"The question I think that’s going to drive the conversation at the AGOA ... is how do we improve on this program," said Joy Basu, deputy assistant secretary for African Affairs at the State Department.

Basu stressed the importance of hearing from the ministers, private sector and civil society about what can be done to make the program more impactful, but she noted that Congress "holds the pen on AGOA 100%," and they are the ones who will make changes if the law is going to be revised. "Congress writes the laws, and so we are here to support them however they need as they consider that choice," but "timely authorization of AGOA is a goal of the administration."
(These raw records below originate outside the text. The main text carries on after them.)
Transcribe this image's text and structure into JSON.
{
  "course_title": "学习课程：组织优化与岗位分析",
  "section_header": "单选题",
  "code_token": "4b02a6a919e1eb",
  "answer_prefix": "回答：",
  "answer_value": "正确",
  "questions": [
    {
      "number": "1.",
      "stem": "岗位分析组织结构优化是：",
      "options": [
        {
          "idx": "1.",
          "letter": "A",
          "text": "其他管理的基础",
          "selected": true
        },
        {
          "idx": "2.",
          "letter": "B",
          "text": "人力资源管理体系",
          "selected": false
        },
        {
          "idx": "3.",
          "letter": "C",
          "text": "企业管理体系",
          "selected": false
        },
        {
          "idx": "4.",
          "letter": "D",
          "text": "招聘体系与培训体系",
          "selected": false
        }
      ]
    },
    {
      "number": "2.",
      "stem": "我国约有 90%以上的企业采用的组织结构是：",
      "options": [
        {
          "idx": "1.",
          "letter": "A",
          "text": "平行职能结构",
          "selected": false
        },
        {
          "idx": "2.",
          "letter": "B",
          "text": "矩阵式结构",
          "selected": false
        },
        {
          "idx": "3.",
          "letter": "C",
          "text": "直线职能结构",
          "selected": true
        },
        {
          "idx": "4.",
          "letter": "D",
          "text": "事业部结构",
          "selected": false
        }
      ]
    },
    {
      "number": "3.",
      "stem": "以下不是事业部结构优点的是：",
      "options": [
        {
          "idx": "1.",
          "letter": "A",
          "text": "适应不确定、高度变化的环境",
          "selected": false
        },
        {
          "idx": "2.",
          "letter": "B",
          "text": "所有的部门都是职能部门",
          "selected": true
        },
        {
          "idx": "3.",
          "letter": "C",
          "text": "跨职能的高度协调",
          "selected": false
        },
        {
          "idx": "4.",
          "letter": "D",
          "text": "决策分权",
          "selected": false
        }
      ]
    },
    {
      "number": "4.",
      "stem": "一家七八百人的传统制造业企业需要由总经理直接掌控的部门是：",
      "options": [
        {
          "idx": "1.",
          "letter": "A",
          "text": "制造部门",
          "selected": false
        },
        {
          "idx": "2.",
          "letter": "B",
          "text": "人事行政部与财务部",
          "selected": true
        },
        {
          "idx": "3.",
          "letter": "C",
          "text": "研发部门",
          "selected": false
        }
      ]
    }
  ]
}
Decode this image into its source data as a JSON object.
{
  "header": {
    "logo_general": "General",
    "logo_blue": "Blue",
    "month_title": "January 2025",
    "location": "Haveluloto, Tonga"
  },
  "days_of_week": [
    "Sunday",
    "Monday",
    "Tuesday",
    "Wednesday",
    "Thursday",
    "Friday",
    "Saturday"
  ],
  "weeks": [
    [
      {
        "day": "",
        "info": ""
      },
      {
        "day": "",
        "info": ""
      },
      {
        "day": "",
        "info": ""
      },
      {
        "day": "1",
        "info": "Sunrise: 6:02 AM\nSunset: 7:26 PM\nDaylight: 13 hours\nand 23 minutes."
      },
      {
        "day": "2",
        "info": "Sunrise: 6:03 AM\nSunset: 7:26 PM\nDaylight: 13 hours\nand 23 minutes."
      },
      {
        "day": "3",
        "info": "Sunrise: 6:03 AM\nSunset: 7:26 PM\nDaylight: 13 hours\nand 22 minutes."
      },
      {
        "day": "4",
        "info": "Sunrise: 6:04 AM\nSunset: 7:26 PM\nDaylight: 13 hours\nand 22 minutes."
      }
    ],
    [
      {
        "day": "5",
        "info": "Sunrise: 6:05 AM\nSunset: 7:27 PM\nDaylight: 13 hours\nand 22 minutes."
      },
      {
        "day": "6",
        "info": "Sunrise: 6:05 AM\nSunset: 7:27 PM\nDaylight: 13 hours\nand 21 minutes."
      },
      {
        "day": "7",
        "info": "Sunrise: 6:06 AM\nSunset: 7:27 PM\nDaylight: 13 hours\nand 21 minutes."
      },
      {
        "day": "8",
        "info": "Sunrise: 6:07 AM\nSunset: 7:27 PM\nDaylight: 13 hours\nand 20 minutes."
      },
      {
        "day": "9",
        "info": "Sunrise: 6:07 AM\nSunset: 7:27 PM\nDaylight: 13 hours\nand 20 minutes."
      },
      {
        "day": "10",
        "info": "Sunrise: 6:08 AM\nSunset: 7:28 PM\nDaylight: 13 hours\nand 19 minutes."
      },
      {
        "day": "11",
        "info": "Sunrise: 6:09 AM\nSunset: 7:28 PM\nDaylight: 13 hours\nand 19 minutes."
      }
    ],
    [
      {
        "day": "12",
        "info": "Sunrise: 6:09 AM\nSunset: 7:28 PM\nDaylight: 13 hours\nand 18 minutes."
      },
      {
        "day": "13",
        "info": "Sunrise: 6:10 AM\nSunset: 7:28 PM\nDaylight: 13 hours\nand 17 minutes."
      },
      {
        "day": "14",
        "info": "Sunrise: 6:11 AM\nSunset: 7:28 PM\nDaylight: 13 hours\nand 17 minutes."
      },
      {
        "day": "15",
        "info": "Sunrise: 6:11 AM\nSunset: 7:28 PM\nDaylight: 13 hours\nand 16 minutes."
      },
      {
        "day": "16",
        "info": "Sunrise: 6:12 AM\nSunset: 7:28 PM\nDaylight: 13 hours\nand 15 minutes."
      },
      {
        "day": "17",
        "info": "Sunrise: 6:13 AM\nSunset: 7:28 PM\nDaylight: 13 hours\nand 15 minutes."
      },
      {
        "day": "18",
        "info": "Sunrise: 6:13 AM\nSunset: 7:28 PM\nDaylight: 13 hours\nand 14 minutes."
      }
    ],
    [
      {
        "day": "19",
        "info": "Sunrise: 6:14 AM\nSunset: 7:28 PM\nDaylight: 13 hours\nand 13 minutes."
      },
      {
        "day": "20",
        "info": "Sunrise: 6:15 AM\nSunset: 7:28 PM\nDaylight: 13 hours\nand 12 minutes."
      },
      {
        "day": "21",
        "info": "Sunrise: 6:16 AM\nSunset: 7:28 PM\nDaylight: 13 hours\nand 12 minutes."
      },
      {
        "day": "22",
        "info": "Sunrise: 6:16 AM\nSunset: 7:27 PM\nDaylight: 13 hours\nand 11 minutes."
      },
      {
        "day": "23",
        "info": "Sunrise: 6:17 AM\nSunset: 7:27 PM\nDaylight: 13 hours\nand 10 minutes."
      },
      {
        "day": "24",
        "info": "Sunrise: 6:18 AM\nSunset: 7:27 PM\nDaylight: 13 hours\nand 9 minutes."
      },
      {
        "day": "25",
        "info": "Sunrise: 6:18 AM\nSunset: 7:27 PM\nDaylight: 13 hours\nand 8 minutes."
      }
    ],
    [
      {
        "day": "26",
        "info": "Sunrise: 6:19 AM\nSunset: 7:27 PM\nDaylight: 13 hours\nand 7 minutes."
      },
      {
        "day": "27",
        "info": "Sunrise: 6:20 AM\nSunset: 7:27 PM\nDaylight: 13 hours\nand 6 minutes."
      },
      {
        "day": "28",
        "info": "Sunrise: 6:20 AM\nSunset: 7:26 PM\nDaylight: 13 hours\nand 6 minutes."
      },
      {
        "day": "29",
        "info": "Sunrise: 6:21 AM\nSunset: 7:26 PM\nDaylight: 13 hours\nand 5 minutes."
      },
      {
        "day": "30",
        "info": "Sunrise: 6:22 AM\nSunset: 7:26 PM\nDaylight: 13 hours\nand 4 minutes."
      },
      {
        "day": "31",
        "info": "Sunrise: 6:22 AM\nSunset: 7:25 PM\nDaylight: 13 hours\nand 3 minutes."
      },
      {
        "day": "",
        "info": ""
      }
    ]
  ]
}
Hamilton said that if Congress starts to tweak the language, there are concerns that the process may drag out and the program "might actually expire."

Basu also said "very few countries are actually taking advantage of AGOA" and very few of the available sectors are actually being used. "Until countries have more things to actually produce in trade it is hard to make the most of AGOA," she said. AGOA is "at its core, a development program, and trade is an important element of that," she said, but a continuing challenge is how to spur development in order to take advantage of opportunities built into the program.

Hamilton addressed the issue of regional integration of North Africa into AGOA. Given the importance of the African Continental Free Trade Area, Hamilton said the U.S. should think about how it can integrate North Africa into the supply chains and the value chains in Sub-Saharan Africa. Basu said that the State Department is "very supportive of the AfCFTA" and hopes that "AGOA can be complementary to it."

In responding to concerns about what a potential U.S.-Kenya trade agreement might mean for AGOA, Hamilton said bilateral FTAs would "not replace AGOA at this point." She said she was happy that Kenya wants to take this new step with the U.S., but emphasized that it did not mean "graduating Kenya out of AGOA." She did say that the Kenya agreement could be a model for other countries, but the U.S. would want to be sure the agreement proved effective before replicating it with another country.

When asked, Hamilton said the issue of Ethiopia’s AGOA eligibility wouldn't likely be addressed during the forum.